Cutting, storing, and delivering ice provided winter employment for agricultural workers when the summer ended. “Serving an ice cold beverage 150 years ago were remarkable tributes to ingenuity and hard work,” said Connie Batterton, museum curator. Catawba Island had two commercial ice houses: one near the site of the present Miller’s Ferry Dock and another where the Catawba Island Club is now located. In addition, the fish companies each had their own ice refrigeration facilities, while some local families shared smaller ones.

Privy to a sneak peek before the opening were individuals, businesses, and board members who paid $1,000 each as lifetime members. A reception and program at the Catawba Island Township Community Hall was followed by a tour of the new museum and cultural center. These people are the founders in the group’s Council of Nabagon, named after the legendary Native American from Catawba Island legend and lore, according to trustee Linda Snyder, event organizer.

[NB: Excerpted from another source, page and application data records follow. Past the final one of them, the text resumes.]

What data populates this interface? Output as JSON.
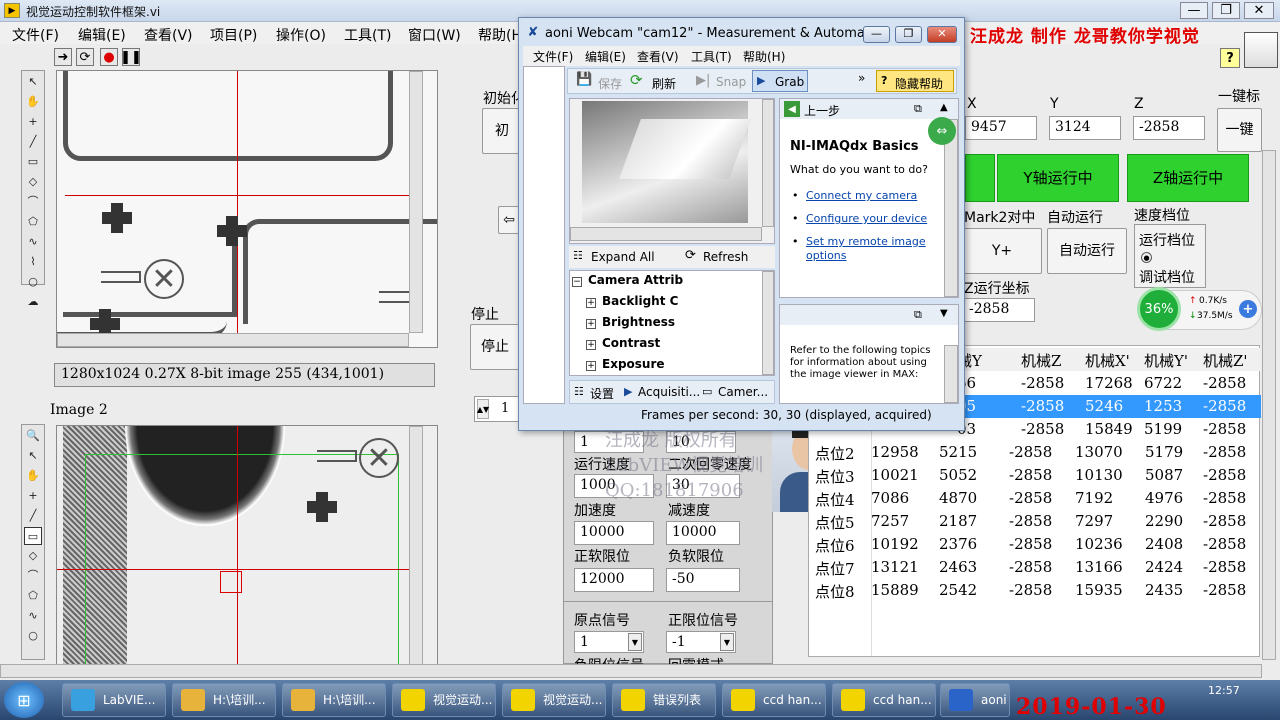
{
  "app": {
    "title": "视觉运动控制软件框架.vi",
    "menu": [
      "文件(F)",
      "编辑(E)",
      "查看(V)",
      "项目(P)",
      "操作(O)",
      "工具(T)",
      "窗口(W)",
      "帮助(H)"
    ],
    "banner": "汪成龙 制作 龙哥教你学视觉"
  },
  "image1": {
    "info": "1280x1024 0.27X 8-bit image 255     (434,1001)"
  },
  "image2": {
    "label": "Image 2"
  },
  "left_panel": {
    "init_label": "初始化",
    "init_button": "初",
    "stop_label": "停止",
    "stop_button": "停止",
    "num_value": "1"
  },
  "coords": {
    "x_label": "X",
    "y_label": "Y",
    "z_label": "Z",
    "x_value": "9457",
    "y_value": "3124",
    "z_value": "-2858",
    "one_key_label": "一键标",
    "one_key_button": "一键"
  },
  "axis_buttons": {
    "y_run": "Y轴运行中",
    "z_run": "Z轴运行中"
  },
  "motion": {
    "mark2_label": "Mark2对中",
    "auto_label": "自动运行",
    "speed_label": "速度档位",
    "y_plus": "Y+",
    "auto_button": "自动运行",
    "run_gear": "运行档位",
    "debug_gear": "调试档位",
    "z_coord_label": "Z运行坐标",
    "z_coord_value": "-2858"
  },
  "monitor": {
    "percent": "36%",
    "up": "0.7K/s",
    "down": "37.5M/s"
  },
  "params": {
    "row0": "1",
    "row0b": "10",
    "speed_label": "运行速度",
    "speed2_label": "二次回零速度",
    "speed_value": "1000",
    "speed2_value": "30",
    "acc_label": "加速度",
    "dec_label": "减速度",
    "acc_value": "10000",
    "dec_value": "10000",
    "pos_limit_label": "正软限位",
    "neg_limit_label": "负软限位",
    "pos_limit_value": "12000",
    "neg_limit_value": "-50",
    "origin_label": "原点信号",
    "plimit_label": "正限位信号",
    "origin_value": "1",
    "plimit_value": "-1",
    "neg_signal_label": "负限位信号",
    "return_mode_label": "回零模式"
  },
  "watermark": {
    "line1": "汪成龙 版权所有",
    "line2": "LabVIEW视觉培训",
    "line3": "QQ:181817906"
  },
  "table": {
    "headers": [
      "械Y",
      "机械Z",
      "机械X'",
      "机械Y'",
      "机械Z'"
    ],
    "rows": [
      {
        "name": "",
        "c": [
          "66",
          "-2858",
          "17268",
          "6722",
          "-2858"
        ]
      },
      {
        "name": "",
        "c": [
          "05",
          "-2858",
          "5246",
          "1253",
          "-2858"
        ],
        "sel": true
      },
      {
        "name": "",
        "c": [
          "03",
          "-2858",
          "15849",
          "5199",
          "-2858"
        ]
      },
      {
        "name": "点位2",
        "c": [
          "12958",
          "5215",
          "-2858",
          "13070",
          "5179",
          "-2858"
        ]
      },
      {
        "name": "点位3",
        "c": [
          "10021",
          "5052",
          "-2858",
          "10130",
          "5087",
          "-2858"
        ]
      },
      {
        "name": "点位4",
        "c": [
          "7086",
          "4870",
          "-2858",
          "7192",
          "4976",
          "-2858"
        ]
      },
      {
        "name": "点位5",
        "c": [
          "7257",
          "2187",
          "-2858",
          "7297",
          "2290",
          "-2858"
        ]
      },
      {
        "name": "点位6",
        "c": [
          "10192",
          "2376",
          "-2858",
          "10236",
          "2408",
          "-2858"
        ]
      },
      {
        "name": "点位7",
        "c": [
          "13121",
          "2463",
          "-2858",
          "13166",
          "2424",
          "-2858"
        ]
      },
      {
        "name": "点位8",
        "c": [
          "15889",
          "2542",
          "-2858",
          "15935",
          "2435",
          "-2858"
        ]
      }
    ]
  },
  "webcam": {
    "title": "aoni Webcam  \"cam12\" - Measurement & Automati...",
    "menu": [
      "文件(F)",
      "编辑(E)",
      "查看(V)",
      "工具(T)",
      "帮助(H)"
    ],
    "toolbar": {
      "save": "保存",
      "refresh": "刷新",
      "snap": "Snap",
      "grab": "Grab",
      "hide_help": "隐藏帮助"
    },
    "help": {
      "back": "上一步",
      "heading": "NI-IMAQdx Basics",
      "question": "What do you want to do?",
      "link1": "Connect my camera",
      "link2": "Configure your device",
      "link3": "Set my remote image options",
      "refer": "Refer to the following topics for information about using the image viewer in MAX:"
    },
    "attr": {
      "expand": "Expand All",
      "refresh": "Refresh",
      "root": "Camera Attrib",
      "items": [
        "Backlight C",
        "Brightness",
        "Contrast",
        "Exposure"
      ]
    },
    "tabs": {
      "settings": "设置",
      "acq": "Acquisiti...",
      "cam": "Camer..."
    },
    "fps": "Frames per second: 30, 30 (displayed, acquired)"
  },
  "taskbar": {
    "items": [
      "LabVIE...",
      "H:\\培训...",
      "H:\\培训...",
      "视觉运动...",
      "视觉运动...",
      "错误列表",
      "ccd han...",
      "ccd han...",
      "aoni W"
    ],
    "time_small": "12:57",
    "datetime": "2019-01-30  12:57:44"
  }
}
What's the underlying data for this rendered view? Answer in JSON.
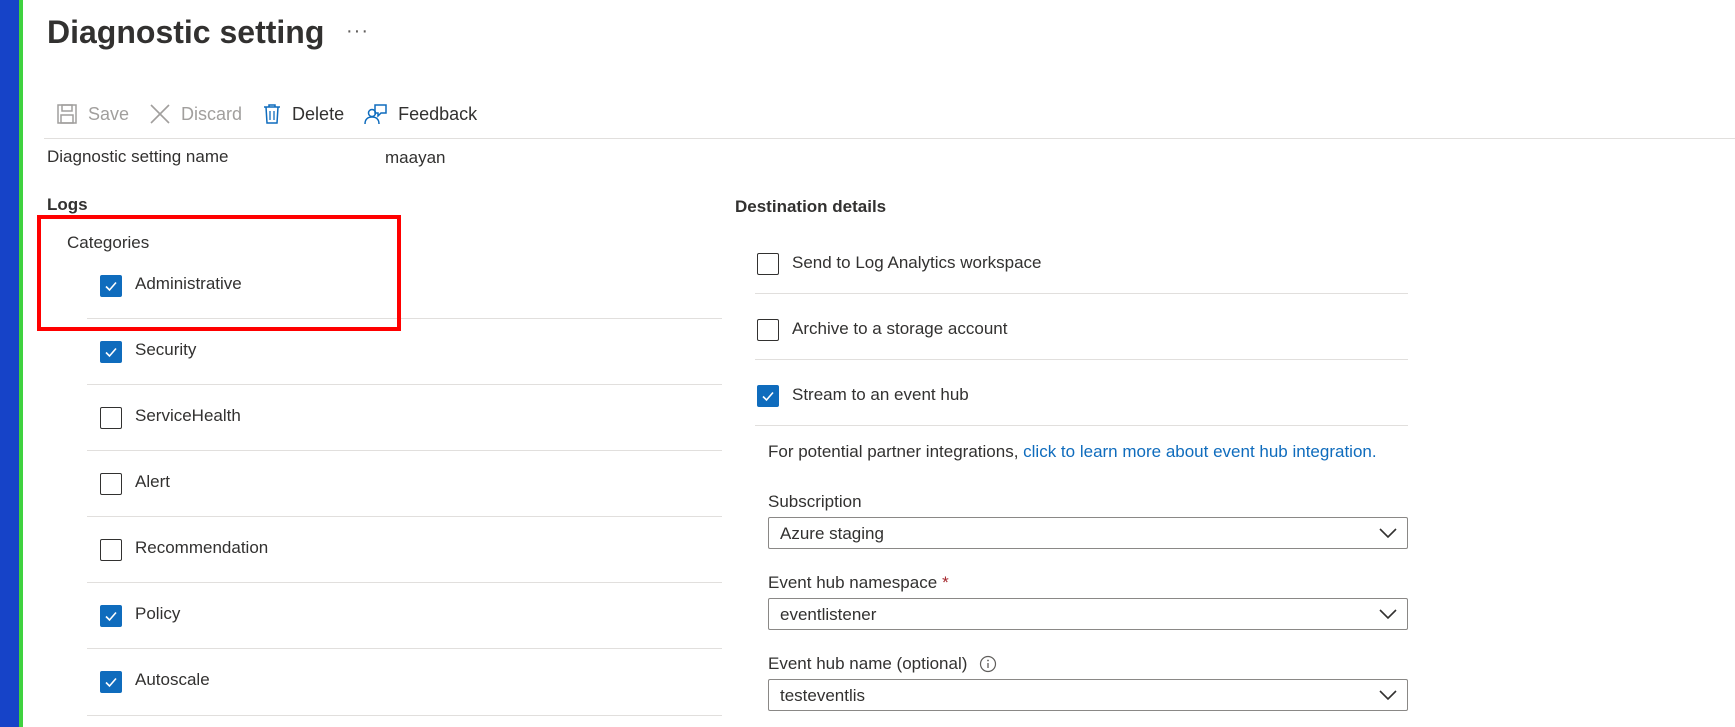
{
  "page": {
    "title": "Diagnostic setting",
    "more_glyph": "···"
  },
  "toolbar": {
    "save": {
      "label": "Save",
      "icon": "save-icon",
      "enabled": false
    },
    "discard": {
      "label": "Discard",
      "icon": "close-icon",
      "enabled": false
    },
    "delete": {
      "label": "Delete",
      "icon": "trash-icon",
      "enabled": true
    },
    "feedback": {
      "label": "Feedback",
      "icon": "feedback-icon",
      "enabled": true
    }
  },
  "setting": {
    "name_label": "Diagnostic setting name",
    "name_value": "maayan"
  },
  "logs": {
    "heading": "Logs",
    "categories_label": "Categories",
    "categories": [
      {
        "label": "Administrative",
        "checked": true
      },
      {
        "label": "Security",
        "checked": true
      },
      {
        "label": "ServiceHealth",
        "checked": false
      },
      {
        "label": "Alert",
        "checked": false
      },
      {
        "label": "Recommendation",
        "checked": false
      },
      {
        "label": "Policy",
        "checked": true
      },
      {
        "label": "Autoscale",
        "checked": true
      }
    ]
  },
  "destination": {
    "heading": "Destination details",
    "options": [
      {
        "label": "Send to Log Analytics workspace",
        "checked": false
      },
      {
        "label": "Archive to a storage account",
        "checked": false
      },
      {
        "label": "Stream to an event hub",
        "checked": true
      }
    ],
    "partner_text": "For potential partner integrations, ",
    "partner_link": "click to learn more about event hub integration.",
    "subscription": {
      "label": "Subscription",
      "value": "Azure staging"
    },
    "namespace": {
      "label": "Event hub namespace",
      "required_mark": "*",
      "value": "eventlistener"
    },
    "hub_name": {
      "label": "Event hub name (optional)",
      "value": "testeventlis"
    }
  },
  "colors": {
    "accent": "#0f6cbd",
    "highlight": "#ff0000",
    "left_edge_blue": "#1643c8",
    "left_edge_green": "#3fd23f",
    "required": "#a4262c"
  }
}
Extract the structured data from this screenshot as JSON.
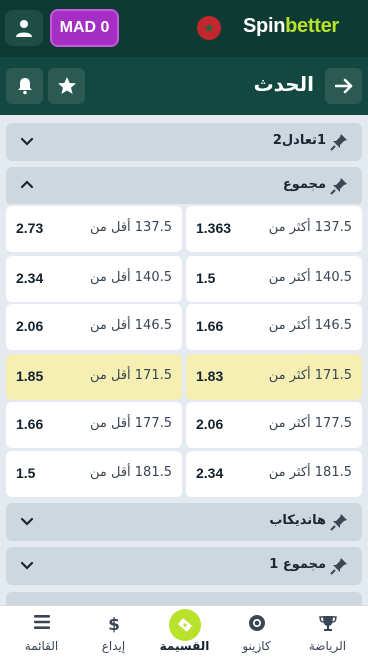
{
  "header": {
    "balance": "MAD 0",
    "logo_a": "Spin",
    "logo_b": "better"
  },
  "subheader": {
    "title": "الحدث"
  },
  "groups": [
    {
      "title": "1تعادل2",
      "expanded": false
    },
    {
      "title": "مجموع",
      "expanded": true
    },
    {
      "title": "هانديكاب",
      "expanded": false
    },
    {
      "title": "مجموع 1",
      "expanded": false
    }
  ],
  "markets": [
    {
      "over_label": "137.5 أكثر من",
      "over_odd": "1.363",
      "under_label": "137.5 أقل من",
      "under_odd": "2.73",
      "highlight": false
    },
    {
      "over_label": "140.5 أكثر من",
      "over_odd": "1.5",
      "under_label": "140.5 أقل من",
      "under_odd": "2.34",
      "highlight": false
    },
    {
      "over_label": "146.5 أكثر من",
      "over_odd": "1.66",
      "under_label": "146.5 أقل من",
      "under_odd": "2.06",
      "highlight": false
    },
    {
      "over_label": "171.5 أكثر من",
      "over_odd": "1.83",
      "under_label": "171.5 أقل من",
      "under_odd": "1.85",
      "highlight": true
    },
    {
      "over_label": "177.5 أكثر من",
      "over_odd": "2.06",
      "under_label": "177.5 أقل من",
      "under_odd": "1.66",
      "highlight": false
    },
    {
      "over_label": "181.5 أكثر من",
      "over_odd": "2.34",
      "under_label": "181.5 أقل من",
      "under_odd": "1.5",
      "highlight": false
    }
  ],
  "bottom_nav": [
    {
      "label": "الرياضة",
      "icon": "trophy-icon",
      "active": false
    },
    {
      "label": "كازينو",
      "icon": "casino-chip-icon",
      "active": false
    },
    {
      "label": "القسيمة",
      "icon": "coupon-icon",
      "active": true
    },
    {
      "label": "إيداع",
      "icon": "dollar-icon",
      "active": false
    },
    {
      "label": "القائمة",
      "icon": "menu-icon",
      "active": false
    }
  ],
  "colors": {
    "header_bg": "#0d3b33",
    "balance_bg": "#a52ec4",
    "accent": "#b8e22b",
    "highlight_row": "#f6efb3"
  }
}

Among the trustees present were Rick Thomas, Don Rhodes, Bill Van Der Giessen, Ken Landon, John Gibson, and Cindy Gunderson. Also seen were Catawba Island Club’s Jim Stouffer, Carol Imes Luscombe and John Luscombe, and Cherry Peirce and her family including granddaughter Lexi Fodor, who designed the museum logo. She is the daughter of Danielle and Todd Fodor.

Items such as an antique ballot box and key fob from the Cliff House Club at Catawba Point decorated tables with food samples from Cheese Haven, Bassett’s Market, the Nor’Easter Club, the Orchard, Rudder’s, Catawba Island Garden Club, Mary Jane Gibson, Debbie Newman, Mon Ami Winery, and Firelands Winery.

There is no admission charge. Annual memberships are $25 or $100 for a lifetime membership.

Hours of operation are 10 a.m. to 4 p.m. Monday, Wednesday, and Thursday, plus the second and fourth Saturdays of each month through October. For information, call 419-967-5363 or go to catawbaislandhistoricalsociety.com or the society’s Facebook page.

YARK Subaru Rock N Roar at the the Toledo Zoo and Aquarium was on the wild side. Jim Lieber Fever DJ spun ’70s, ’80s, ’90s, and today’s tunes in the Africa! Overlook. Dancing continued with Fu5ion playing pop, R&B, jazz, rock, and country from different eras in the zoo’s air-conditioned Malawi Event Center, boasting a 73-foot-long aquarium wall of colorful African fish. Refreshments were available via the zoo concessions and cash bars.

The major sponsor behind Yark was Hollywood Casino Toledo, followed by Cumulus Toledo, Lamar, Kroger, and Yuengling. The $45,000 net proceeds benefit the zoo’s conservation initiatives locally and globally including migrating birds, Tasmanian devils, Pacific birds, Kihansi spray toads, and more.

MANY of the area country clubs hosted their annual lobster parties including Toledo Country Club and Belmont Country Club. Mmm: summer salads, corn, potatoes, seasonal fruit, and more including lobster, the mainstay.

In addition was the annual Toledo Regional Chamber of Commerce Clambake presented by PNC at Hollywood Casino Toledo outside overlooking the Maumee River. The 700-plus movers and shakers enjoyed cocktails and then dined under a giant tent decorated with red, white, and blue. Among the crowd of lobster lovers were Ben and Peggy Brown, Ron and Sandi Dulay, David and Mary Charles Woodward, Keith Burwell, Tom and Betsy Brady, and Jeff Abbas and wife Rhona Alter.

Sponsors included Buckeye Broadband, Telesystem, The Blade, Palmer Energy Co., RCO Law, Bowling Green State University and the University of Toledo, plus a host of others including HCR ManorCare, Health Management Solutions, Hylant, Go Logistic, Mercy Health, Meyer Hill Lynch, PricewaterhouseCoopers, and ProMedica.

Click to comment

Quis autem vel eum iure reprehenderit qui in ea voluptate velit esse quam nihil molestiae consequatur, vel illum qui dolorem?

Temporibus autem quibusdam et aut officiis debitis aut rerum necessitatibus saepe eveniet.

Copyright © 2018 Toledo Blade

To Top

Fetching stories…